> [Problem details]: Once the pictures are removed, output the remaining entries exactly as given.

Collection entries
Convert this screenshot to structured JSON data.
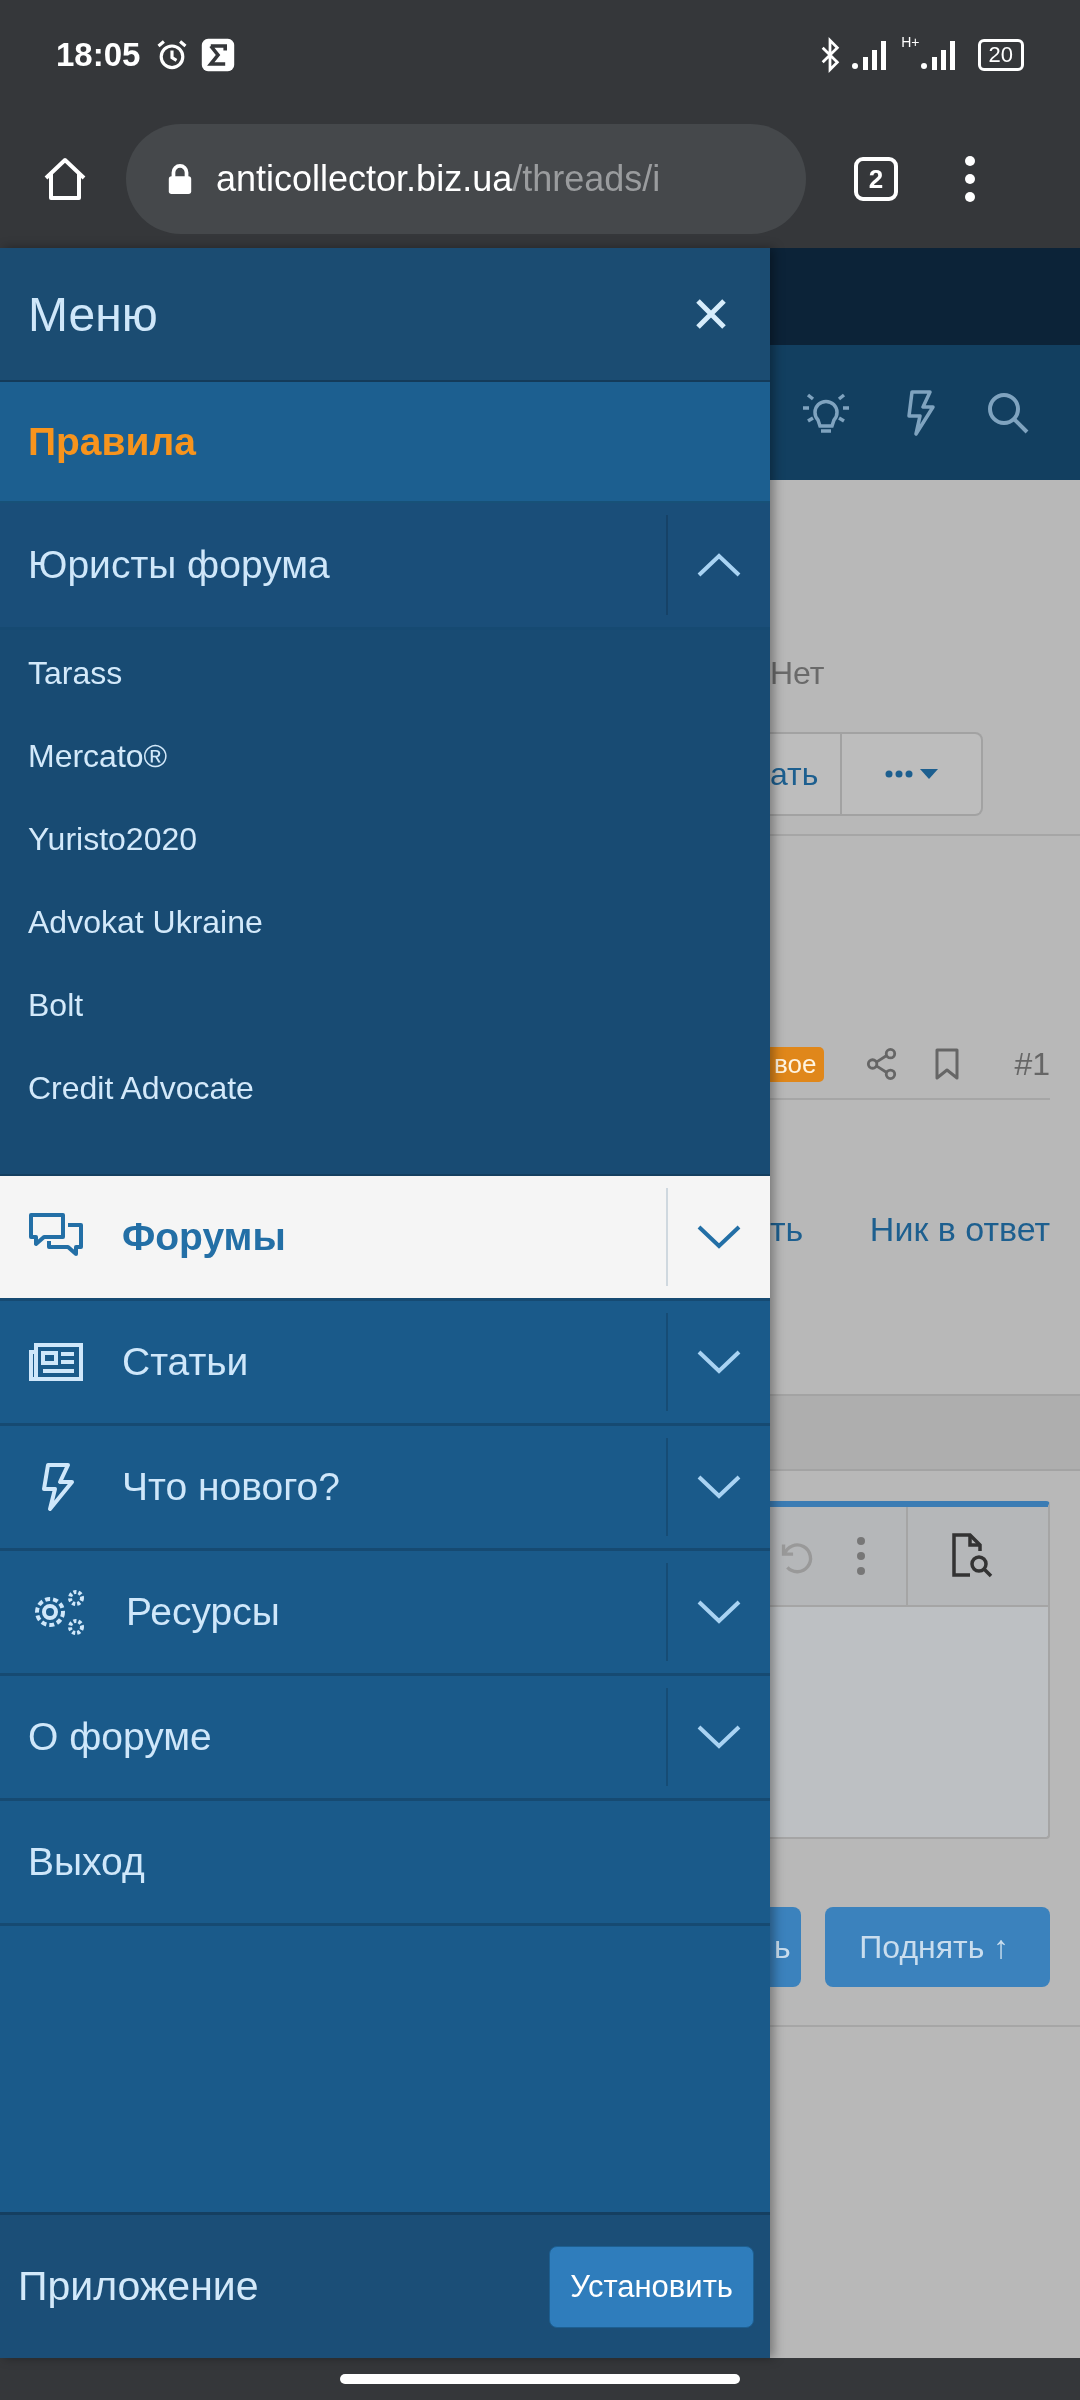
{
  "status_bar": {
    "time": "18:05",
    "network": "H+",
    "battery": "20"
  },
  "browser": {
    "url_domain": "anticollector.biz.ua",
    "url_path": "/threads/i",
    "tab_count": "2"
  },
  "menu": {
    "title": "Меню",
    "items": [
      {
        "kind": "featured",
        "label": "Правила"
      },
      {
        "kind": "group",
        "label": "Юристы форума",
        "expanded": true,
        "selected": false,
        "children": [
          {
            "label": "Tarass"
          },
          {
            "label": "Mercato®"
          },
          {
            "label": "Yuristo2020"
          },
          {
            "label": "Advokat Ukraine"
          },
          {
            "label": "Bolt"
          },
          {
            "label": "Credit Advocate"
          }
        ]
      },
      {
        "kind": "group",
        "label": "Форумы",
        "expanded": false,
        "selected": true
      },
      {
        "kind": "group",
        "label": "Статьи",
        "expanded": false,
        "selected": false
      },
      {
        "kind": "group",
        "label": "Что нового?",
        "expanded": false,
        "selected": false
      },
      {
        "kind": "group",
        "label": "Ресурсы",
        "expanded": false,
        "selected": false
      },
      {
        "kind": "group",
        "label": "О форуме",
        "expanded": false,
        "selected": false
      },
      {
        "kind": "link",
        "label": "Выход"
      }
    ],
    "footer": {
      "label": "Приложение",
      "button": "Установить"
    }
  },
  "page": {
    "poll_option": "Нет",
    "vote_button": "ать",
    "post_badge": "вое",
    "post_number": "#1",
    "reply_link": "ть",
    "quote_link": "Ник в ответ",
    "buttons": [
      "ь",
      "Поднять ↑"
    ]
  }
}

> [Completed exercise]:
Convert this screenshot to structured JSON data.
{
  "status_bar": {
    "time": "18:05",
    "network": "H+",
    "battery": "20"
  },
  "browser": {
    "url_domain": "anticollector.biz.ua",
    "url_path": "/threads/i",
    "tab_count": "2"
  },
  "menu": {
    "title": "Меню",
    "items": [
      {
        "kind": "featured",
        "label": "Правила"
      },
      {
        "kind": "group",
        "label": "Юристы форума",
        "expanded": true,
        "selected": false,
        "children": [
          {
            "label": "Tarass"
          },
          {
            "label": "Mercato®"
          },
          {
            "label": "Yuristo2020"
          },
          {
            "label": "Advokat Ukraine"
          },
          {
            "label": "Bolt"
          },
          {
            "label": "Credit Advocate"
          }
        ]
      },
      {
        "kind": "group",
        "label": "Форумы",
        "expanded": false,
        "selected": true
      },
      {
        "kind": "group",
        "label": "Статьи",
        "expanded": false,
        "selected": false
      },
      {
        "kind": "group",
        "label": "Что нового?",
        "expanded": false,
        "selected": false
      },
      {
        "kind": "group",
        "label": "Ресурсы",
        "expanded": false,
        "selected": false
      },
      {
        "kind": "group",
        "label": "О форуме",
        "expanded": false,
        "selected": false
      },
      {
        "kind": "link",
        "label": "Выход"
      }
    ],
    "footer": {
      "label": "Приложение",
      "button": "Установить"
    }
  },
  "page": {
    "poll_option": "Нет",
    "vote_button": "ать",
    "post_badge": "вое",
    "post_number": "#1",
    "reply_link": "ть",
    "quote_link": "Ник в ответ",
    "buttons": [
      "ь",
      "Поднять ↑"
    ]
  }
}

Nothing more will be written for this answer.